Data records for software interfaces
- Opening Delimiter -

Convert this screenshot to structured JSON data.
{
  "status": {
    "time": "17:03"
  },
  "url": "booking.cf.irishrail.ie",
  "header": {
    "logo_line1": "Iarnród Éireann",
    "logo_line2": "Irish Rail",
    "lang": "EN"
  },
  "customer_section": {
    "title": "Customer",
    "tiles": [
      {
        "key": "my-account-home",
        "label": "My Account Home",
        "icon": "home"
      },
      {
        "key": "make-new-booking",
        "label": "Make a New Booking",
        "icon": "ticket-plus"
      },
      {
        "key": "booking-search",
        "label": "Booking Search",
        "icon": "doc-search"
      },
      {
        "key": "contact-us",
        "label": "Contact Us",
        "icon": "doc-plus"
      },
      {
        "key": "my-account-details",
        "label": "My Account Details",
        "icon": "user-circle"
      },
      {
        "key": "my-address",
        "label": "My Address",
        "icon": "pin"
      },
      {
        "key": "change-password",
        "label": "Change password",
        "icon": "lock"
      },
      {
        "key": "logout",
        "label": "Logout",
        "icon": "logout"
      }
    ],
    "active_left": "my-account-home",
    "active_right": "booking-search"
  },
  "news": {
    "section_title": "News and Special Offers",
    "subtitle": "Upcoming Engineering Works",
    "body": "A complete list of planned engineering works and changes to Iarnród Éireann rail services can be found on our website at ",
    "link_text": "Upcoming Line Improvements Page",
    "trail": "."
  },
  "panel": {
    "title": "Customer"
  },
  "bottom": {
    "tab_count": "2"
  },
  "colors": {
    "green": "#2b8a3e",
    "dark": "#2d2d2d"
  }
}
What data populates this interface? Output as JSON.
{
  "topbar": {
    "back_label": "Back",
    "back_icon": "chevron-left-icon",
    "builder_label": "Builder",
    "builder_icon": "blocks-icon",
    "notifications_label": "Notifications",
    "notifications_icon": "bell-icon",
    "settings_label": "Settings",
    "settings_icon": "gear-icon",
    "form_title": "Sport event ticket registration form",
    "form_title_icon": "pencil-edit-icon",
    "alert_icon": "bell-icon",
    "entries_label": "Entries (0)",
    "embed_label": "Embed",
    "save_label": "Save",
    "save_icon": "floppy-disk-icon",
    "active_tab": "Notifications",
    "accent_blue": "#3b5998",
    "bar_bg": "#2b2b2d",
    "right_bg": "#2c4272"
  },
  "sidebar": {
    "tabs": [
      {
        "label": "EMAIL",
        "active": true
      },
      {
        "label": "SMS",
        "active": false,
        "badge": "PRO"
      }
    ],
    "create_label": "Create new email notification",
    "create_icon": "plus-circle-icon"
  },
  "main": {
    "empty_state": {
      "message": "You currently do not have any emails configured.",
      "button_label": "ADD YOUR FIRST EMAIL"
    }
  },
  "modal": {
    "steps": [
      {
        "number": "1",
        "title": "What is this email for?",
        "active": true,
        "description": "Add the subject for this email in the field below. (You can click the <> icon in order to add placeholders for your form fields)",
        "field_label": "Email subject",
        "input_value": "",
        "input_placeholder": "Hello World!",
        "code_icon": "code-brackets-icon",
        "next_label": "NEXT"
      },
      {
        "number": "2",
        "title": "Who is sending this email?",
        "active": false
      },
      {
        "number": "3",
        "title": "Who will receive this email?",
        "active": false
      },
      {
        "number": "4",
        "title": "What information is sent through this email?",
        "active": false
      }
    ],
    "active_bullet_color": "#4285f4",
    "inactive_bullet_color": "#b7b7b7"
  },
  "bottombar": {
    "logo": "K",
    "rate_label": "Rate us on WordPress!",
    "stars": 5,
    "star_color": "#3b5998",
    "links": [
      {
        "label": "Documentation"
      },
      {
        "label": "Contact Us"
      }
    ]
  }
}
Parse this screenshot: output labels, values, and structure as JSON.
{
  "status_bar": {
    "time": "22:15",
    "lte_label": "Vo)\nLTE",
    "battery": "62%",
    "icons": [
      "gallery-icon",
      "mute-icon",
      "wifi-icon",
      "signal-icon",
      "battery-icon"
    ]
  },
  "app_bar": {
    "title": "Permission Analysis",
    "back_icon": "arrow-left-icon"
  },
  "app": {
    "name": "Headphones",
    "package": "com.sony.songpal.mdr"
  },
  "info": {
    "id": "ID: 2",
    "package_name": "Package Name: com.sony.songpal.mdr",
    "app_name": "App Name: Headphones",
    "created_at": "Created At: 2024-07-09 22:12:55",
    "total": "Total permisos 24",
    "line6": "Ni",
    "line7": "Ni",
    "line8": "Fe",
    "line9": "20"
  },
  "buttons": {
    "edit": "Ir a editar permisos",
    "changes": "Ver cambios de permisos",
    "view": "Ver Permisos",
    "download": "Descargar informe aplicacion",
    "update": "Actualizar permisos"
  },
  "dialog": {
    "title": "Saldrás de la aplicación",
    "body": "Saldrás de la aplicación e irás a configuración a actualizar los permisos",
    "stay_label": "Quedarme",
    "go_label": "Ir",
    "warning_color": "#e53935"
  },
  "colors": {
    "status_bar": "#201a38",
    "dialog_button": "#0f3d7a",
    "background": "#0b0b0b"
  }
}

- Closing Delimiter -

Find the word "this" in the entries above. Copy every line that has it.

## [REPLY]
Convert this screenshot to structured JSON data.
What data populates this interface? Output as JSON.
        "title": "What is this email for?",
        "description": "Add the subject for this email in the field below. (You can click the <> icon in order to add placeholders for your form fields)",
        "title": "Who is sending this email?",
        "title": "Who will receive this email?",
        "title": "What information is sent through this email?",
Parse this screenshot: output labels, values, and structure as JSON.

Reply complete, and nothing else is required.